WORK INSTRUCTIONS :: Repeat each line of the records below exactly.

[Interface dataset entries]

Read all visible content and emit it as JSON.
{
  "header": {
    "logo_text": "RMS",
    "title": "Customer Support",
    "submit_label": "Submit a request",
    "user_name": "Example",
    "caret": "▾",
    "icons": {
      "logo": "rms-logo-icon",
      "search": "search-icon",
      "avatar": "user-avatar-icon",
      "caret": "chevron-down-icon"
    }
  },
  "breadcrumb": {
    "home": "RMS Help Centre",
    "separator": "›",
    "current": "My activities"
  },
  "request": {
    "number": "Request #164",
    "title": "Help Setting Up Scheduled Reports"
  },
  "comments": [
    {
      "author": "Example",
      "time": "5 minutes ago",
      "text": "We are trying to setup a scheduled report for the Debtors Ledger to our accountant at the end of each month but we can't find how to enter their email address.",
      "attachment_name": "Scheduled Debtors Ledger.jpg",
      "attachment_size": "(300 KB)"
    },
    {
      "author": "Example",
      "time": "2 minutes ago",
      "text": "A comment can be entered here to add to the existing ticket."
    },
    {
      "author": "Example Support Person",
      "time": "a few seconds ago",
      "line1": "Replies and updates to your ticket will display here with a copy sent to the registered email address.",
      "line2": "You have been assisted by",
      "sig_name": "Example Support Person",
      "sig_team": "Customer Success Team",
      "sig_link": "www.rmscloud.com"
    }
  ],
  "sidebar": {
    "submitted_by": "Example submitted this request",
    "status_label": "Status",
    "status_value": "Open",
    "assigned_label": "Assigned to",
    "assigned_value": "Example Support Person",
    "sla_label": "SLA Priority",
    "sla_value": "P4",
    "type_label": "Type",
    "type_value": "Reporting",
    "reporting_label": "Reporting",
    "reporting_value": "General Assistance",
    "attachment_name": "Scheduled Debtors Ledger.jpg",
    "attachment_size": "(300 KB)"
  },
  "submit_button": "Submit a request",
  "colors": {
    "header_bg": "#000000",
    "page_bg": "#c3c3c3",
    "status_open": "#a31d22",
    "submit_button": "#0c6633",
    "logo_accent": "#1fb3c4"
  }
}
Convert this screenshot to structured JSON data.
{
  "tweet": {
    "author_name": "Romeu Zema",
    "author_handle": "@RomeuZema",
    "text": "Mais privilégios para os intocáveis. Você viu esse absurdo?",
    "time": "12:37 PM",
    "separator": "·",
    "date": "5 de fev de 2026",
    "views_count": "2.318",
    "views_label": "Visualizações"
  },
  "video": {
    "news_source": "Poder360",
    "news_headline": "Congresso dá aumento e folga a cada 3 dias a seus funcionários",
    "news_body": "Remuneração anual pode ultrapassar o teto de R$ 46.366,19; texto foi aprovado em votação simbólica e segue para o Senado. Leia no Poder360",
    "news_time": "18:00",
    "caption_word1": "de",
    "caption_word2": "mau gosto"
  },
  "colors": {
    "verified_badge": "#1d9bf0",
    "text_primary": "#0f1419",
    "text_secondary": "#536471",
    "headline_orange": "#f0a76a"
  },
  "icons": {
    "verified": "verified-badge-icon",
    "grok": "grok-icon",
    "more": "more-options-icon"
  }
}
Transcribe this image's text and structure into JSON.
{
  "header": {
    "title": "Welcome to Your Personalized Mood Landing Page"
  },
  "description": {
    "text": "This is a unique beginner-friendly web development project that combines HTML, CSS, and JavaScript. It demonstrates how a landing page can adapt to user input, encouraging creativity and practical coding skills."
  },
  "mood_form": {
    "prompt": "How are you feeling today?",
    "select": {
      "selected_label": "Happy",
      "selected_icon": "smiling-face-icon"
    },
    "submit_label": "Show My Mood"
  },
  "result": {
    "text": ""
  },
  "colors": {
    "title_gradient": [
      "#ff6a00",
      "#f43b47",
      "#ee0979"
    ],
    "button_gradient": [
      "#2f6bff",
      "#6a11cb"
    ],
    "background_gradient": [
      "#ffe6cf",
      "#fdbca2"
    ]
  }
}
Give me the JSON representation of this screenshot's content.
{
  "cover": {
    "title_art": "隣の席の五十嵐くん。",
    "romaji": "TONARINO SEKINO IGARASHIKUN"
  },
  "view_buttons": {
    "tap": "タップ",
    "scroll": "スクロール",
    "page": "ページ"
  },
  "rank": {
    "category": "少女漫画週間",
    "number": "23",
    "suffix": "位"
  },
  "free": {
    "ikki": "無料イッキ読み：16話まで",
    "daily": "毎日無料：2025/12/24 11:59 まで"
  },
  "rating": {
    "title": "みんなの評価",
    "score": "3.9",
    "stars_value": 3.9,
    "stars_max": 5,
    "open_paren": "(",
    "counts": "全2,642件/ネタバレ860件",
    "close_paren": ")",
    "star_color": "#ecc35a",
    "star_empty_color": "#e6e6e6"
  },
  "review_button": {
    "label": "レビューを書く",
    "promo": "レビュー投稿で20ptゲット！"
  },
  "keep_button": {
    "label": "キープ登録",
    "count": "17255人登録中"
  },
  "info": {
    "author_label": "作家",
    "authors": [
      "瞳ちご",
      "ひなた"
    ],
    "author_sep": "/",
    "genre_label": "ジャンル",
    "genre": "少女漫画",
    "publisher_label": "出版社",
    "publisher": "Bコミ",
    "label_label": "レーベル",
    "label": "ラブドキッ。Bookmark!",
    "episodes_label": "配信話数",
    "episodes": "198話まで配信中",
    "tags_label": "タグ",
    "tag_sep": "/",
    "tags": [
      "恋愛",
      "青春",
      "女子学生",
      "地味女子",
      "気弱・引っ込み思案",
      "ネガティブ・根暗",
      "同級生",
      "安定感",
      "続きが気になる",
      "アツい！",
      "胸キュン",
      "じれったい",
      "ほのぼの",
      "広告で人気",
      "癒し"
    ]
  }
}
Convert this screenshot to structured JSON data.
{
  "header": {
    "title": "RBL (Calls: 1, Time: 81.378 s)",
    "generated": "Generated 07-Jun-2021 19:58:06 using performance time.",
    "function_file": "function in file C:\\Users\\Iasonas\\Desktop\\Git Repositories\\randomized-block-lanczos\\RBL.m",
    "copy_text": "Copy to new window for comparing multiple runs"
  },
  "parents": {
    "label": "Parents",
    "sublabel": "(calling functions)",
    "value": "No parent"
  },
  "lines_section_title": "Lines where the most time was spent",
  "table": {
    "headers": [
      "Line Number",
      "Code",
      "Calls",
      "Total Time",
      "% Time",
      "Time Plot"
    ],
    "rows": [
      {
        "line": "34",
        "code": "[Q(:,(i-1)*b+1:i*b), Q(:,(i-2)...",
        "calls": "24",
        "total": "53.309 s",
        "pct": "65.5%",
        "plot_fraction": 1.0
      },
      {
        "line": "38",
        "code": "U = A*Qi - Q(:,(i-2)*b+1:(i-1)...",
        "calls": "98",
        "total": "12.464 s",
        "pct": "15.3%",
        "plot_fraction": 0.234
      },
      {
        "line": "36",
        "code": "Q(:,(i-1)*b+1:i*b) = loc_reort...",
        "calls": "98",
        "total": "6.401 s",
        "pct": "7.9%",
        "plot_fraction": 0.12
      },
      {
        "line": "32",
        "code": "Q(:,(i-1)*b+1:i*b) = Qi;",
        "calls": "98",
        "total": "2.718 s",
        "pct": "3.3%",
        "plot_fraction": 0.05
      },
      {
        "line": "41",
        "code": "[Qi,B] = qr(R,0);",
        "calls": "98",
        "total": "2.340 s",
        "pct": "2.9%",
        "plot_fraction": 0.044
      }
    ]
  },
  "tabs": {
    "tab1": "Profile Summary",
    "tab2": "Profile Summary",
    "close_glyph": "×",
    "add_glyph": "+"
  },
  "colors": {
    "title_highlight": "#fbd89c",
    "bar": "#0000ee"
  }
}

EXERCISE RESPONSE ::
Read all visible content and emit it as JSON.
{
  "header": {
    "logo_text": "RMS",
    "title": "Customer Support",
    "submit_label": "Submit a request",
    "user_name": "Example",
    "caret": "▾",
    "icons": {
      "logo": "rms-logo-icon",
      "search": "search-icon",
      "avatar": "user-avatar-icon",
      "caret": "chevron-down-icon"
    }
  },
  "breadcrumb": {
    "home": "RMS Help Centre",
    "separator": "›",
    "current": "My activities"
  },
  "request": {
    "number": "Request #164",
    "title": "Help Setting Up Scheduled Reports"
  },
  "comments": [
    {
      "author": "Example",
      "time": "5 minutes ago",
      "text": "We are trying to setup a scheduled report for the Debtors Ledger to our accountant at the end of each month but we can't find how to enter their email address.",
      "attachment_name": "Scheduled Debtors Ledger.jpg",
      "attachment_size": "(300 KB)"
    },
    {
      "author": "Example",
      "time": "2 minutes ago",
      "text": "A comment can be entered here to add to the existing ticket."
    },
    {
      "author": "Example Support Person",
      "time": "a few seconds ago",
      "line1": "Replies and updates to your ticket will display here with a copy sent to the registered email address.",
      "line2": "You have been assisted by",
      "sig_name": "Example Support Person",
      "sig_team": "Customer Success Team",
      "sig_link": "www.rmscloud.com"
    }
  ],
  "sidebar": {
    "submitted_by": "Example submitted this request",
    "status_label": "Status",
    "status_value": "Open",
    "assigned_label": "Assigned to",
    "assigned_value": "Example Support Person",
    "sla_label": "SLA Priority",
    "sla_value": "P4",
    "type_label": "Type",
    "type_value": "Reporting",
    "reporting_label": "Reporting",
    "reporting_value": "General Assistance",
    "attachment_name": "Scheduled Debtors Ledger.jpg",
    "attachment_size": "(300 KB)"
  },
  "submit_button": "Submit a request",
  "colors": {
    "header_bg": "#000000",
    "page_bg": "#c3c3c3",
    "status_open": "#a31d22",
    "submit_button": "#0c6633",
    "logo_accent": "#1fb3c4"
  }
}
Convert this screenshot to structured JSON data.
{
  "tweet": {
    "author_name": "Romeu Zema",
    "author_handle": "@RomeuZema",
    "text": "Mais privilégios para os intocáveis. Você viu esse absurdo?",
    "time": "12:37 PM",
    "separator": "·",
    "date": "5 de fev de 2026",
    "views_count": "2.318",
    "views_label": "Visualizações"
  },
  "video": {
    "news_source": "Poder360",
    "news_headline": "Congresso dá aumento e folga a cada 3 dias a seus funcionários",
    "news_body": "Remuneração anual pode ultrapassar o teto de R$ 46.366,19; texto foi aprovado em votação simbólica e segue para o Senado. Leia no Poder360",
    "news_time": "18:00",
    "caption_word1": "de",
    "caption_word2": "mau gosto"
  },
  "colors": {
    "verified_badge": "#1d9bf0",
    "text_primary": "#0f1419",
    "text_secondary": "#536471",
    "headline_orange": "#f0a76a"
  },
  "icons": {
    "verified": "verified-badge-icon",
    "grok": "grok-icon",
    "more": "more-options-icon"
  }
}
Transcribe this image's text and structure into JSON.
{
  "header": {
    "title": "Welcome to Your Personalized Mood Landing Page"
  },
  "description": {
    "text": "This is a unique beginner-friendly web development project that combines HTML, CSS, and JavaScript. It demonstrates how a landing page can adapt to user input, encouraging creativity and practical coding skills."
  },
  "mood_form": {
    "prompt": "How are you feeling today?",
    "select": {
      "selected_label": "Happy",
      "selected_icon": "smiling-face-icon"
    },
    "submit_label": "Show My Mood"
  },
  "result": {
    "text": ""
  },
  "colors": {
    "title_gradient": [
      "#ff6a00",
      "#f43b47",
      "#ee0979"
    ],
    "button_gradient": [
      "#2f6bff",
      "#6a11cb"
    ],
    "background_gradient": [
      "#ffe6cf",
      "#fdbca2"
    ]
  }
}
Give me the JSON representation of this screenshot's content.
{
  "cover": {
    "title_art": "隣の席の五十嵐くん。",
    "romaji": "TONARINO SEKINO IGARASHIKUN"
  },
  "view_buttons": {
    "tap": "タップ",
    "scroll": "スクロール",
    "page": "ページ"
  },
  "rank": {
    "category": "少女漫画週間",
    "number": "23",
    "suffix": "位"
  },
  "free": {
    "ikki": "無料イッキ読み：16話まで",
    "daily": "毎日無料：2025/12/24 11:59 まで"
  },
  "rating": {
    "title": "みんなの評価",
    "score": "3.9",
    "stars_value": 3.9,
    "stars_max": 5,
    "open_paren": "(",
    "counts": "全2,642件/ネタバレ860件",
    "close_paren": ")",
    "star_color": "#ecc35a",
    "star_empty_color": "#e6e6e6"
  },
  "review_button": {
    "label": "レビューを書く",
    "promo": "レビュー投稿で20ptゲット！"
  },
  "keep_button": {
    "label": "キープ登録",
    "count": "17255人登録中"
  },
  "info": {
    "author_label": "作家",
    "authors": [
      "瞳ちご",
      "ひなた"
    ],
    "author_sep": "/",
    "genre_label": "ジャンル",
    "genre": "少女漫画",
    "publisher_label": "出版社",
    "publisher": "Bコミ",
    "label_label": "レーベル",
    "label": "ラブドキッ。Bookmark!",
    "episodes_label": "配信話数",
    "episodes": "198話まで配信中",
    "tags_label": "タグ",
    "tag_sep": "/",
    "tags": [
      "恋愛",
      "青春",
      "女子学生",
      "地味女子",
      "気弱・引っ込み思案",
      "ネガティブ・根暗",
      "同級生",
      "安定感",
      "続きが気になる",
      "アツい！",
      "胸キュン",
      "じれったい",
      "ほのぼの",
      "広告で人気",
      "癒し"
    ]
  }
}
Convert this screenshot to structured JSON data.
{
  "header": {
    "title": "RBL (Calls: 1, Time: 81.378 s)",
    "generated": "Generated 07-Jun-2021 19:58:06 using performance time.",
    "function_file": "function in file C:\\Users\\Iasonas\\Desktop\\Git Repositories\\randomized-block-lanczos\\RBL.m",
    "copy_text": "Copy to new window for comparing multiple runs"
  },
  "parents": {
    "label": "Parents",
    "sublabel": "(calling functions)",
    "value": "No parent"
  },
  "lines_section_title": "Lines where the most time was spent",
  "table": {
    "headers": [
      "Line Number",
      "Code",
      "Calls",
      "Total Time",
      "% Time",
      "Time Plot"
    ],
    "rows": [
      {
        "line": "34",
        "code": "[Q(:,(i-1)*b+1:i*b), Q(:,(i-2)...",
        "calls": "24",
        "total": "53.309 s",
        "pct": "65.5%",
        "plot_fraction": 1.0
      },
      {
        "line": "38",
        "code": "U = A*Qi - Q(:,(i-2)*b+1:(i-1)...",
        "calls": "98",
        "total": "12.464 s",
        "pct": "15.3%",
        "plot_fraction": 0.234
      },
      {
        "line": "36",
        "code": "Q(:,(i-1)*b+1:i*b) = loc_reort...",
        "calls": "98",
        "total": "6.401 s",
        "pct": "7.9%",
        "plot_fraction": 0.12
      },
      {
        "line": "32",
        "code": "Q(:,(i-1)*b+1:i*b) = Qi;",
        "calls": "98",
        "total": "2.718 s",
        "pct": "3.3%",
        "plot_fraction": 0.05
      },
      {
        "line": "41",
        "code": "[Qi,B] = qr(R,0);",
        "calls": "98",
        "total": "2.340 s",
        "pct": "2.9%",
        "plot_fraction": 0.044
      }
    ]
  },
  "tabs": {
    "tab1": "Profile Summary",
    "tab2": "Profile Summary",
    "close_glyph": "×",
    "add_glyph": "+"
  },
  "colors": {
    "title_highlight": "#fbd89c",
    "bar": "#0000ee"
  }
}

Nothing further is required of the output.